Walking into Nat Sherman, the world-famous tobacconist's on Fifth Avenue, New York, some weeks ago, I quickly realised I wouldn't be able to run to an actual cigar, but pointed at a small paperback book on the history of them and asked the price. "About $35," drawled an assistant, without looking at me or removing from his lips the nine-inch cigar he was smoking. It wasn't so much the $35 that intimidated me as the "about". Eventually, I bought the next-cheapest thing I could see: a copy of a glossy magazine called Cigar Aficionado.
On the cover was General Tommy Franks, commander of US forces during the invasions of Afghanistan and Iraq. The cover lines promised that he would be discussing Osama Bin Laden, Iraq, weapons of mass destruction and the war on terror, and I think I bought the magazine to see how the interviewer would finesse the shift from these apocalyptic matters to the subject of cigars. In practice, he did it like this: "Let's get on to some lighter stuff", which I found disappointing.
Franks talked about how he and other senior US officers had smoked cigars when they first entered one of Saddam Hussein's captured palaces. He stressed that it was not a celebration, but just the marking of a good moment, which seems a pretty fine distinction, and here is the difficulty if, like me, you're class conscious and drawn to the occasional cigar: how can you smoke them without looking as if you're showing off?
I wouldn't say that Arnold Schwarzenegger (currently trying to force through a smoking plaza for the California state legislature) has mastered the knack, but then neither have I.
Last week, while sitting in an already smoky pub, I took out a box of matches and a Havana Upmann Corona Junior, which I'd bought for a fiver at Davidoff of London, the tobacconist's shop in Jermyn Street. "I hope you're not going to light that thing," said a woman sitting at the next table. Well, she'd left me with no honourable way out. There's simply no precedent for someone taking out a cigar and some matches and then not bringing the two together. I wandered away from her and lit up, but the woman continued to stare at me, and I knew just what she was thinking: that I looked like a caricature of a capitalist, that I was vulgar.
"In one way," sighs Nick Foulkes, who is the cigar columnist of Country Life magazine and has twice been nominated as Havana Man of the Year, "a cigar has come to speak of the high life, and the apotheosis of that is Las Vegas."
Cigars used to speak of poshness. They were associated with Edward VII and mellow, after-dinner scenes in wainscoted rooms, but then the lifestyle magazines started to get interested, and now they are associated with images of businessmen giving each other high fives, or the long bouts of backslapping that inevitably follow Pro-Am golf tournaments.

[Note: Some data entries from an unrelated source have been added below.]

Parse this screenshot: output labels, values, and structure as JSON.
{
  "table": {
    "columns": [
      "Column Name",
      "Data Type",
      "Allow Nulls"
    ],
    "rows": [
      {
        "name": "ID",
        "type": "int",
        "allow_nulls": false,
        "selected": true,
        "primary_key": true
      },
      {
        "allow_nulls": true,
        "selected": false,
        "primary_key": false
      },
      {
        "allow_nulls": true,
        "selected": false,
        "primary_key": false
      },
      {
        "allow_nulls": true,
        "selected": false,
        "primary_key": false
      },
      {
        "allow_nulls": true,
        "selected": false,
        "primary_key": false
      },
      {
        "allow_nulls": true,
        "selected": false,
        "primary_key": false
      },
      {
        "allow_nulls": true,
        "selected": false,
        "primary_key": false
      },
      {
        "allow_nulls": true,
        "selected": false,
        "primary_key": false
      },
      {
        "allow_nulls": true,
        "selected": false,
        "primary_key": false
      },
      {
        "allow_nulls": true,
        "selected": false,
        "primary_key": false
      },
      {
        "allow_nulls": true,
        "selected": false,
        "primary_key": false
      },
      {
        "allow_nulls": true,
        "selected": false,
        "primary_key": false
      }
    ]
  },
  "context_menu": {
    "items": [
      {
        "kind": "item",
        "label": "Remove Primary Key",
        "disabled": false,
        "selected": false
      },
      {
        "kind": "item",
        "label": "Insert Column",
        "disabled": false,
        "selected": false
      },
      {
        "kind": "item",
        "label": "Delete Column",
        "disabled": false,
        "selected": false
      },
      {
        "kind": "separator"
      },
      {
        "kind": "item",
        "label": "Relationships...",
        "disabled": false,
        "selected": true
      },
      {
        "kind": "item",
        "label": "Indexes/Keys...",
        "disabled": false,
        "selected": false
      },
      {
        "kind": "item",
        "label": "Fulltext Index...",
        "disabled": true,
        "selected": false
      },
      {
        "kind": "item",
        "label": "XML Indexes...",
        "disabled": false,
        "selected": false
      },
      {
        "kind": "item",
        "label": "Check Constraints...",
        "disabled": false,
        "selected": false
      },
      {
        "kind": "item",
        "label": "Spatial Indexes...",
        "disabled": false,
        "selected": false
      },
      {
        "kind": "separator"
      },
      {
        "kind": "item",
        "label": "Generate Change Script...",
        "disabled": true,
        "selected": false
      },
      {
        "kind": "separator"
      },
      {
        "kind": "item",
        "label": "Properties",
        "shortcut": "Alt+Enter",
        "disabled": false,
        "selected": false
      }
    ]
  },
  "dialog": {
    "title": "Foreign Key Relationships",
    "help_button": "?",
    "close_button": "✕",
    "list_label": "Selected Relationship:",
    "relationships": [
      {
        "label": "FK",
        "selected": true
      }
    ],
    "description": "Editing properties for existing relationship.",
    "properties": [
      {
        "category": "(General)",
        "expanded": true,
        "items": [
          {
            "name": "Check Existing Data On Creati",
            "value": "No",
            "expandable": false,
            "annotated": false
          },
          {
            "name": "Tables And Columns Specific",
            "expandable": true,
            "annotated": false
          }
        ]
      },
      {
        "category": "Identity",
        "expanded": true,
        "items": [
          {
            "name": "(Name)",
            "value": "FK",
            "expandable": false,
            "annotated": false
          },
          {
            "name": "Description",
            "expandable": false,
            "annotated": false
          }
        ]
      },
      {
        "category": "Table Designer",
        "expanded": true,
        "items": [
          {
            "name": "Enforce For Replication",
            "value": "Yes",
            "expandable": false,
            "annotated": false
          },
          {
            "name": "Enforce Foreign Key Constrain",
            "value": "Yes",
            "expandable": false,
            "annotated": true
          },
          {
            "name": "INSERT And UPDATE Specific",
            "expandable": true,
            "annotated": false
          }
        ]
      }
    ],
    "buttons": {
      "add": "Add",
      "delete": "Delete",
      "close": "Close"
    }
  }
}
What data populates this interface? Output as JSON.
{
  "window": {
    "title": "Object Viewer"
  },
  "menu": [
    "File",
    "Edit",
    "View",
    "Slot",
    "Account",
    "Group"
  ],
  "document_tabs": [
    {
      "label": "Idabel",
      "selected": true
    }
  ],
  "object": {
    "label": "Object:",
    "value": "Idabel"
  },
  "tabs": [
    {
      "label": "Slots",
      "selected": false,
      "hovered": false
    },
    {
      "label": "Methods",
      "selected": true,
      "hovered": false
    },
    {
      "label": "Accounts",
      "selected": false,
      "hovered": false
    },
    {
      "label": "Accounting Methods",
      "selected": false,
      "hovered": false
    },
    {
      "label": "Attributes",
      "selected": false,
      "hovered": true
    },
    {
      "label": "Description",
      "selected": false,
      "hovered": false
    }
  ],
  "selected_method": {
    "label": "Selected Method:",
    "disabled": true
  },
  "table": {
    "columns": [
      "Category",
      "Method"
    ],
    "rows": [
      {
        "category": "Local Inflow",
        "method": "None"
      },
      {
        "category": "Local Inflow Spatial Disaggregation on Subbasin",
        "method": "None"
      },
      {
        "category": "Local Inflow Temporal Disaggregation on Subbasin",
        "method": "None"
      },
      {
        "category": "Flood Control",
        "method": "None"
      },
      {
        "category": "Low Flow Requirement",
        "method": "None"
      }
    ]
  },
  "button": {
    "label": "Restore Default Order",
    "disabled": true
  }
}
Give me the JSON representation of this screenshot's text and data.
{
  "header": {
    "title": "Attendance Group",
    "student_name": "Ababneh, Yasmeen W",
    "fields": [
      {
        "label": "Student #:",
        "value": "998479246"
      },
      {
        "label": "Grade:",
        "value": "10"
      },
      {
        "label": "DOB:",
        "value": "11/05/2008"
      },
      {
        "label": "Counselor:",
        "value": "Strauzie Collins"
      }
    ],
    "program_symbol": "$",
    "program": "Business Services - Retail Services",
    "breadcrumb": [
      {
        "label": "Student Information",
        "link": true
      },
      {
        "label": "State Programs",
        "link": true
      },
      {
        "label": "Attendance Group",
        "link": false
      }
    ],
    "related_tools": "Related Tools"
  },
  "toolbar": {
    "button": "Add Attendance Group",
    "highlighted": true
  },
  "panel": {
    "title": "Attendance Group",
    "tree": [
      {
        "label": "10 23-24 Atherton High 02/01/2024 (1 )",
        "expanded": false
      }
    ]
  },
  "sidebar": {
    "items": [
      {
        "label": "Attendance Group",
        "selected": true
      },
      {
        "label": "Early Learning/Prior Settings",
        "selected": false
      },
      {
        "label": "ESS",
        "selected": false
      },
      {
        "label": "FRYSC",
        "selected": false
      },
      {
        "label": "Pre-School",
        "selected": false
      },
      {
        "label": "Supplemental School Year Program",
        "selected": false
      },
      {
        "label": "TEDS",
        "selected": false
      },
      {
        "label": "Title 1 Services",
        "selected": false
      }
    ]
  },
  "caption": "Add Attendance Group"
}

I prefer to think of cigars in a third, more socially neutral way: as symbols of professional competence. Jimmy Savile smoked a cigar on Jim'll Fix It, and he always did fix it for the kids, didn't he? As far as I remember, he had a 100 per cent strike rate. When I was in my teens, I acted in The Threepenny Opera by Brecht, a work I admired, and there was the Marxist, pictured on the back cover of the programme, his pretend working-class smock offset by a large cigar. I think of Isambard Kingdom Brunel building the Great Western Railway while smoking cigars, or Winston Churchill winning the Second World War.
Nick Foulkes has a different idea again, though. He would be unlikely to smoke a cigar while working, or in the midst of some hectic party. Instead, he takes his Havanas alone, contemplatively, while staring out of the window. Now that is classy. And when the ban on smoking in public comes, we may all be forced to emulate him.